tell me something...WHAT ISN'T costing MORE these days??!! Milk, hamburger, cereals, pork, chickenin ...the list is flippin' ENDLESS!!! Too bad our paychecks aren't ggoing up in line with the prices of everything, and I don't mean just froceries either!!! A person doesn't even want to get out of beds most mornings anymore-costs too much to do so!!

April 29 2014 at 11:45 AM Report abuse +3 rate up rate down Reply
1 reply to bleyzzer's comment
subistar

Milk, hamburger, cereals, pork, chicken all have a common thread my friend. The Chinese are exporting record amounts of grain and hay to feed their burdgeoning cattle industry. Cereal comes from grains. Chickens and pigs eat grin. Cows (source of dairy products and meat) eat grain and hay! Hay prices have tripled in 5 years. There are less fields because of developers building overpriced housing on them and many are laying fallow in California and oter states due to the drought. With gasoline at over $4 a gallon we expect yet another increase soon in hay prices and when that happens you will see a lot of cattle and horses being dumped into the slaughter pens. So get ready for another price jump soon. It's all interconnected which is something that most people who don't live on a farm never realize.

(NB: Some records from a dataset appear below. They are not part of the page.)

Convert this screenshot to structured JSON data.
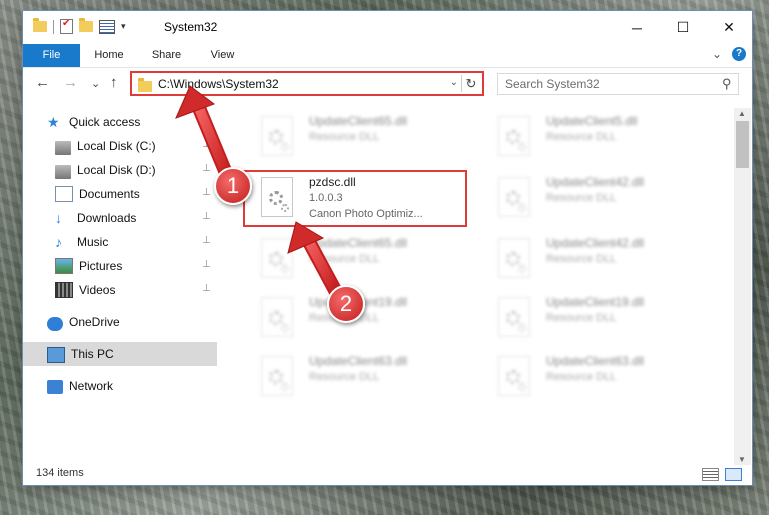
{
  "window": {
    "title": "System32",
    "minimize_glyph": "─",
    "maximize_glyph": "☐",
    "close_glyph": "✕"
  },
  "ribbon": {
    "tabs": [
      "File",
      "Home",
      "Share",
      "View"
    ],
    "collapse_glyph": "⌄",
    "help_glyph": "?"
  },
  "navigation": {
    "back_glyph": "←",
    "forward_glyph": "→",
    "recent_glyph": "⌄",
    "up_glyph": "↑",
    "address": "C:\\Windows\\System32",
    "address_dropdown_glyph": "⌄",
    "refresh_glyph": "↻",
    "search_placeholder": "Search System32",
    "search_glyph": "⚲"
  },
  "sidebar": {
    "items": [
      {
        "label": "Quick access",
        "icon": "star-icon"
      },
      {
        "label": "Local Disk (C:)",
        "icon": "drive-icon",
        "pinned": true
      },
      {
        "label": "Local Disk (D:)",
        "icon": "drive-icon",
        "pinned": true
      },
      {
        "label": "Documents",
        "icon": "documents-icon",
        "pinned": true
      },
      {
        "label": "Downloads",
        "icon": "download-icon",
        "pinned": true
      },
      {
        "label": "Music",
        "icon": "music-icon",
        "pinned": true
      },
      {
        "label": "Pictures",
        "icon": "pictures-icon",
        "pinned": true
      },
      {
        "label": "Videos",
        "icon": "videos-icon",
        "pinned": true
      },
      {
        "label": "OneDrive",
        "icon": "cloud-icon"
      },
      {
        "label": "This PC",
        "icon": "computer-icon",
        "selected": true
      },
      {
        "label": "Network",
        "icon": "network-icon"
      }
    ],
    "pin_glyph": "📌"
  },
  "files": {
    "highlighted": {
      "name": "pzdsc.dll",
      "version": "1.0.0.3",
      "description": "Canon Photo Optimiz..."
    },
    "blurred": [
      {
        "name": "UpdateClient65.dll",
        "type": "Resource DLL"
      },
      {
        "name": "UpdateClient5.dll",
        "type": "Resource DLL"
      },
      {
        "name": "UpdateClient42.dll",
        "type": "Resource DLL"
      },
      {
        "name": "UpdateClient65.dll",
        "type": "Resource DLL"
      },
      {
        "name": "UpdateClient42.dll",
        "type": "Resource DLL"
      },
      {
        "name": "UpdateClient19.dll",
        "type": "Resource DLL"
      },
      {
        "name": "UpdateClient19.dll",
        "type": "Resource DLL"
      },
      {
        "name": "UpdateClient63.dll",
        "type": "Resource DLL"
      },
      {
        "name": "UpdateClient63.dll",
        "type": "Resource DLL"
      }
    ]
  },
  "status": {
    "item_count": "134 items"
  },
  "callouts": {
    "step1": "1",
    "step2": "2"
  },
  "colors": {
    "accent": "#1979ca",
    "highlight": "#e03a3a"
  }
}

April 29 2014 at 1:02 PM Report abuse +1 rate up rate down Reply
savannahswithgod

One word after these, 'Greed'!

April 29 2014 at 11:35 AM Report abuse +1 rate up rate down Reply
1 reply to savannahswithgod's comment
subistar

The only greed involved is from the greedy politicians and the Chinese who don't have to fight to own the world because they are rapidly buying it! Read my comments above and you'll see why the prices are skyrocketing. The farmers are losing their businesses because they can't make ends meet. Most of them live below the poverty level now just to try and keep their animals fed. So when you start with the greed accusations toss them in the right direction: WASHINGTON D.C.!!!!!!

April 29 2014 at 1:05 PM Report abuse +1 rate up rate down Reply
chiefcross

This is not about exports. We have about 15% of the dairy's now that we had 10-15 years ago. Our all knowing government bought out the milk allotment from most dairy farms and forced the farmers that sold the allotment to sell their cows. Same with tobacco. Reason cigs. and other tobacco products are so expensive. Government bought the allotment from the farmers and they can no longer grow tobacco if they sold the allotment. Not as much competition for milk and tobacco products. I know. My tobacco allotment was sold to the government. Thanks

April 29 2014 at 11:13 AM Report abuse +1 rate up rate down Reply
thomashollman19

Soy milk at thedollar store is $1 boycott cow milk and the price will come down

April 29 2014 at 10:38 AM Report abuse rate up rate down Reply
Merrio Fryman

i made a mistake in my previous comment, its not 750,000 dollars, its
750,000,000.00 dollars to that little country.

April 29 2014 at 10:30 AM Report abuse rate up rate down Reply